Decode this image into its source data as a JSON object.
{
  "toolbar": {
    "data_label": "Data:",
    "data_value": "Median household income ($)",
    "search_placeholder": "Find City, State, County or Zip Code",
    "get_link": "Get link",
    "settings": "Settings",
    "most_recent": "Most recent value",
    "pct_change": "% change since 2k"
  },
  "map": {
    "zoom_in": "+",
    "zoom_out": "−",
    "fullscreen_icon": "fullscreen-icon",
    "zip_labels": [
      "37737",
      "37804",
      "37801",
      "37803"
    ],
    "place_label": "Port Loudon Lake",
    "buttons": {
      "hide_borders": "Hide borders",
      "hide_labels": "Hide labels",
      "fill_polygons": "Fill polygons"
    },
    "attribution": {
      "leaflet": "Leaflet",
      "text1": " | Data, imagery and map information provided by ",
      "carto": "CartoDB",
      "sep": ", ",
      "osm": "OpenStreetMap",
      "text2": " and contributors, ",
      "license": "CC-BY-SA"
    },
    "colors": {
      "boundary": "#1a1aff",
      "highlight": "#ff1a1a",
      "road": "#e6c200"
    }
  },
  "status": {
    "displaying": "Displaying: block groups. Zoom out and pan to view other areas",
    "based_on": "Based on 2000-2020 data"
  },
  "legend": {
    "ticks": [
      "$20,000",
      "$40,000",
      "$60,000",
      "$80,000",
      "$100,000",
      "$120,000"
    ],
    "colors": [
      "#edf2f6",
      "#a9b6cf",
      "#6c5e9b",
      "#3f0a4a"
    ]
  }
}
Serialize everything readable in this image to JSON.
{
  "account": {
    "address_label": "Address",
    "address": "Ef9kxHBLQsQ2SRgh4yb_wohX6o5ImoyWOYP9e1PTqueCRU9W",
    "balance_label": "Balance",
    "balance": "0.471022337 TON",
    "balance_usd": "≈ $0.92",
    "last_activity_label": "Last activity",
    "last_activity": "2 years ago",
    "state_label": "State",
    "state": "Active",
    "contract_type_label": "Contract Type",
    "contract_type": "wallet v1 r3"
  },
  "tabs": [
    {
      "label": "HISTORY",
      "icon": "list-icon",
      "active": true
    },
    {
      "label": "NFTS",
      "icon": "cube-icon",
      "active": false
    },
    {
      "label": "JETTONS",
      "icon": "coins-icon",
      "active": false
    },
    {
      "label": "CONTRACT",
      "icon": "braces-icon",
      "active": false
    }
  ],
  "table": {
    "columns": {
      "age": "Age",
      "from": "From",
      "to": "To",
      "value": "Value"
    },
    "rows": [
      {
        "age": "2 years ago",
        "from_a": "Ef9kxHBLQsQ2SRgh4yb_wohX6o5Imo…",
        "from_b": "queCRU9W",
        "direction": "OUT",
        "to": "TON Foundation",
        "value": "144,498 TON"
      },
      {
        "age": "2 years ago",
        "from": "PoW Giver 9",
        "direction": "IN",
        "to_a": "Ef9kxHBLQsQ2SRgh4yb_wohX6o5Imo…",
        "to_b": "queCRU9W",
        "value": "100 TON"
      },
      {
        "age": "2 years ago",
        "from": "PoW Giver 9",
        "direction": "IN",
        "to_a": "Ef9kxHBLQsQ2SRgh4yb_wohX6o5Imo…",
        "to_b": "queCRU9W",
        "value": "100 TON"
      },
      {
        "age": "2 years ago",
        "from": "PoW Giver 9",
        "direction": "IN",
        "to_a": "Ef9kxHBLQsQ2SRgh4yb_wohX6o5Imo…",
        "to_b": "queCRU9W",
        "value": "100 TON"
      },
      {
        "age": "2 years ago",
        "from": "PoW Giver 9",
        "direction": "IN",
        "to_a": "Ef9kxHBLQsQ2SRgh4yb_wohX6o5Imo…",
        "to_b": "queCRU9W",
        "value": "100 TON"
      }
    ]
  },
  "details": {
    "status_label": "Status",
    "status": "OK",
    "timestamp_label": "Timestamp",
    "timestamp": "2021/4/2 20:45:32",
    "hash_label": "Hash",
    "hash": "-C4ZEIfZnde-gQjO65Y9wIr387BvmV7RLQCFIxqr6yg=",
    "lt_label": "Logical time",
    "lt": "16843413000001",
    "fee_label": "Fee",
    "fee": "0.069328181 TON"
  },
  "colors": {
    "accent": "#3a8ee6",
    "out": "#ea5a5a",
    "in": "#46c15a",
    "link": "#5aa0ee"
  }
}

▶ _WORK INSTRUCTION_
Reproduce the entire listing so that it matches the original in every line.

▶ _TASK RESPONSE_
Decode this image into its source data as a JSON object.
{
  "toolbar": {
    "data_label": "Data:",
    "data_value": "Median household income ($)",
    "search_placeholder": "Find City, State, County or Zip Code",
    "get_link": "Get link",
    "settings": "Settings",
    "most_recent": "Most recent value",
    "pct_change": "% change since 2k"
  },
  "map": {
    "zoom_in": "+",
    "zoom_out": "−",
    "fullscreen_icon": "fullscreen-icon",
    "zip_labels": [
      "37737",
      "37804",
      "37801",
      "37803"
    ],
    "place_label": "Port Loudon Lake",
    "buttons": {
      "hide_borders": "Hide borders",
      "hide_labels": "Hide labels",
      "fill_polygons": "Fill polygons"
    },
    "attribution": {
      "leaflet": "Leaflet",
      "text1": " | Data, imagery and map information provided by ",
      "carto": "CartoDB",
      "sep": ", ",
      "osm": "OpenStreetMap",
      "text2": " and contributors, ",
      "license": "CC-BY-SA"
    },
    "colors": {
      "boundary": "#1a1aff",
      "highlight": "#ff1a1a",
      "road": "#e6c200"
    }
  },
  "status": {
    "displaying": "Displaying: block groups. Zoom out and pan to view other areas",
    "based_on": "Based on 2000-2020 data"
  },
  "legend": {
    "ticks": [
      "$20,000",
      "$40,000",
      "$60,000",
      "$80,000",
      "$100,000",
      "$120,000"
    ],
    "colors": [
      "#edf2f6",
      "#a9b6cf",
      "#6c5e9b",
      "#3f0a4a"
    ]
  }
}
Serialize everything readable in this image to JSON.
{
  "account": {
    "address_label": "Address",
    "address": "Ef9kxHBLQsQ2SRgh4yb_wohX6o5ImoyWOYP9e1PTqueCRU9W",
    "balance_label": "Balance",
    "balance": "0.471022337 TON",
    "balance_usd": "≈ $0.92",
    "last_activity_label": "Last activity",
    "last_activity": "2 years ago",
    "state_label": "State",
    "state": "Active",
    "contract_type_label": "Contract Type",
    "contract_type": "wallet v1 r3"
  },
  "tabs": [
    {
      "label": "HISTORY",
      "icon": "list-icon",
      "active": true
    },
    {
      "label": "NFTS",
      "icon": "cube-icon",
      "active": false
    },
    {
      "label": "JETTONS",
      "icon": "coins-icon",
      "active": false
    },
    {
      "label": "CONTRACT",
      "icon": "braces-icon",
      "active": false
    }
  ],
  "table": {
    "columns": {
      "age": "Age",
      "from": "From",
      "to": "To",
      "value": "Value"
    },
    "rows": [
      {
        "age": "2 years ago",
        "from_a": "Ef9kxHBLQsQ2SRgh4yb_wohX6o5Imo…",
        "from_b": "queCRU9W",
        "direction": "OUT",
        "to": "TON Foundation",
        "value": "144,498 TON"
      },
      {
        "age": "2 years ago",
        "from": "PoW Giver 9",
        "direction": "IN",
        "to_a": "Ef9kxHBLQsQ2SRgh4yb_wohX6o5Imo…",
        "to_b": "queCRU9W",
        "value": "100 TON"
      },
      {
        "age": "2 years ago",
        "from": "PoW Giver 9",
        "direction": "IN",
        "to_a": "Ef9kxHBLQsQ2SRgh4yb_wohX6o5Imo…",
        "to_b": "queCRU9W",
        "value": "100 TON"
      },
      {
        "age": "2 years ago",
        "from": "PoW Giver 9",
        "direction": "IN",
        "to_a": "Ef9kxHBLQsQ2SRgh4yb_wohX6o5Imo…",
        "to_b": "queCRU9W",
        "value": "100 TON"
      },
      {
        "age": "2 years ago",
        "from": "PoW Giver 9",
        "direction": "IN",
        "to_a": "Ef9kxHBLQsQ2SRgh4yb_wohX6o5Imo…",
        "to_b": "queCRU9W",
        "value": "100 TON"
      }
    ]
  },
  "details": {
    "status_label": "Status",
    "status": "OK",
    "timestamp_label": "Timestamp",
    "timestamp": "2021/4/2 20:45:32",
    "hash_label": "Hash",
    "hash": "-C4ZEIfZnde-gQjO65Y9wIr387BvmV7RLQCFIxqr6yg=",
    "lt_label": "Logical time",
    "lt": "16843413000001",
    "fee_label": "Fee",
    "fee": "0.069328181 TON"
  },
  "colors": {
    "accent": "#3a8ee6",
    "out": "#ea5a5a",
    "in": "#46c15a",
    "link": "#5aa0ee"
  }
}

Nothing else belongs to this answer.